=== Work instructions ===
The records below must be copied in full, exactly as they read.

[Dataset rows describing interfaces]
BEGIN
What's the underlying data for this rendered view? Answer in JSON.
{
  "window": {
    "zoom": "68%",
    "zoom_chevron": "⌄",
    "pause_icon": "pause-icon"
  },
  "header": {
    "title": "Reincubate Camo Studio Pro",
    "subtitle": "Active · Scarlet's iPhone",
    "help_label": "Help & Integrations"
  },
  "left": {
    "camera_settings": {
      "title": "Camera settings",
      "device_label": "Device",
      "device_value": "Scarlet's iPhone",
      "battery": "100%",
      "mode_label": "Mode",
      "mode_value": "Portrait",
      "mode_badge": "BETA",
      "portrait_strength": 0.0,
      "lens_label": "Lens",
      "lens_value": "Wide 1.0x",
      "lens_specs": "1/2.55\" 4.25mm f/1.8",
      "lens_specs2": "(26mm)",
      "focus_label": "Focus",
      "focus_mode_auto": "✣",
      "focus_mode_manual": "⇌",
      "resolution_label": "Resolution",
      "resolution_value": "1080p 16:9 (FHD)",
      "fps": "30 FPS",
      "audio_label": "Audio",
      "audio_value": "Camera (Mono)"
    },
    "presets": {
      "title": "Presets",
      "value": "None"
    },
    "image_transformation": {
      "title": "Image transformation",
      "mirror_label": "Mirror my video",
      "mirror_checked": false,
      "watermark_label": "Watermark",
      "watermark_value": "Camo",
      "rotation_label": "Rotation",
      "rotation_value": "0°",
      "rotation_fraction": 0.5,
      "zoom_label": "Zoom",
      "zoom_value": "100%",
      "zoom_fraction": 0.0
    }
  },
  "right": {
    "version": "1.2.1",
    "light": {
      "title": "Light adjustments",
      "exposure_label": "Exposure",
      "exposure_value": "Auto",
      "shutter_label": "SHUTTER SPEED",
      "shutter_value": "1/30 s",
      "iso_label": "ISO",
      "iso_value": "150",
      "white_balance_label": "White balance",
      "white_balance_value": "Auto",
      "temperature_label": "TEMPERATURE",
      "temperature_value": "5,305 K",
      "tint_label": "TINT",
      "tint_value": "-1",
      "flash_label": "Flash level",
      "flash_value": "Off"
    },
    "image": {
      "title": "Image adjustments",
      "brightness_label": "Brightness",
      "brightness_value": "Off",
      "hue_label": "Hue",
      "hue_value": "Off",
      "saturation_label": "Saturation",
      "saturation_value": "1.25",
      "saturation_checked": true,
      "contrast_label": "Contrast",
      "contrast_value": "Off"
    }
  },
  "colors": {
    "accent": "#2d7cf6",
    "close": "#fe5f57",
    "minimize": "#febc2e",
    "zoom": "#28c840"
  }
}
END
=== Solved problem ===
What's the underlying data for this rendered view? Answer in JSON.
{
  "window": {
    "zoom": "68%",
    "zoom_chevron": "⌄",
    "pause_icon": "pause-icon"
  },
  "header": {
    "title": "Reincubate Camo Studio Pro",
    "subtitle": "Active · Scarlet's iPhone",
    "help_label": "Help & Integrations"
  },
  "left": {
    "camera_settings": {
      "title": "Camera settings",
      "device_label": "Device",
      "device_value": "Scarlet's iPhone",
      "battery": "100%",
      "mode_label": "Mode",
      "mode_value": "Portrait",
      "mode_badge": "BETA",
      "portrait_strength": 0.0,
      "lens_label": "Lens",
      "lens_value": "Wide 1.0x",
      "lens_specs": "1/2.55\" 4.25mm f/1.8",
      "lens_specs2": "(26mm)",
      "focus_label": "Focus",
      "focus_mode_auto": "✣",
      "focus_mode_manual": "⇌",
      "resolution_label": "Resolution",
      "resolution_value": "1080p 16:9 (FHD)",
      "fps": "30 FPS",
      "audio_label": "Audio",
      "audio_value": "Camera (Mono)"
    },
    "presets": {
      "title": "Presets",
      "value": "None"
    },
    "image_transformation": {
      "title": "Image transformation",
      "mirror_label": "Mirror my video",
      "mirror_checked": false,
      "watermark_label": "Watermark",
      "watermark_value": "Camo",
      "rotation_label": "Rotation",
      "rotation_value": "0°",
      "rotation_fraction": 0.5,
      "zoom_label": "Zoom",
      "zoom_value": "100%",
      "zoom_fraction": 0.0
    }
  },
  "right": {
    "version": "1.2.1",
    "light": {
      "title": "Light adjustments",
      "exposure_label": "Exposure",
      "exposure_value": "Auto",
      "shutter_label": "SHUTTER SPEED",
      "shutter_value": "1/30 s",
      "iso_label": "ISO",
      "iso_value": "150",
      "white_balance_label": "White balance",
      "white_balance_value": "Auto",
      "temperature_label": "TEMPERATURE",
      "temperature_value": "5,305 K",
      "tint_label": "TINT",
      "tint_value": "-1",
      "flash_label": "Flash level",
      "flash_value": "Off"
    },
    "image": {
      "title": "Image adjustments",
      "brightness_label": "Brightness",
      "brightness_value": "Off",
      "hue_label": "Hue",
      "hue_value": "Off",
      "saturation_label": "Saturation",
      "saturation_value": "1.25",
      "saturation_checked": true,
      "contrast_label": "Contrast",
      "contrast_value": "Off"
    }
  },
  "colors": {
    "accent": "#2d7cf6",
    "close": "#fe5f57",
    "minimize": "#febc2e",
    "zoom": "#28c840"
  }
}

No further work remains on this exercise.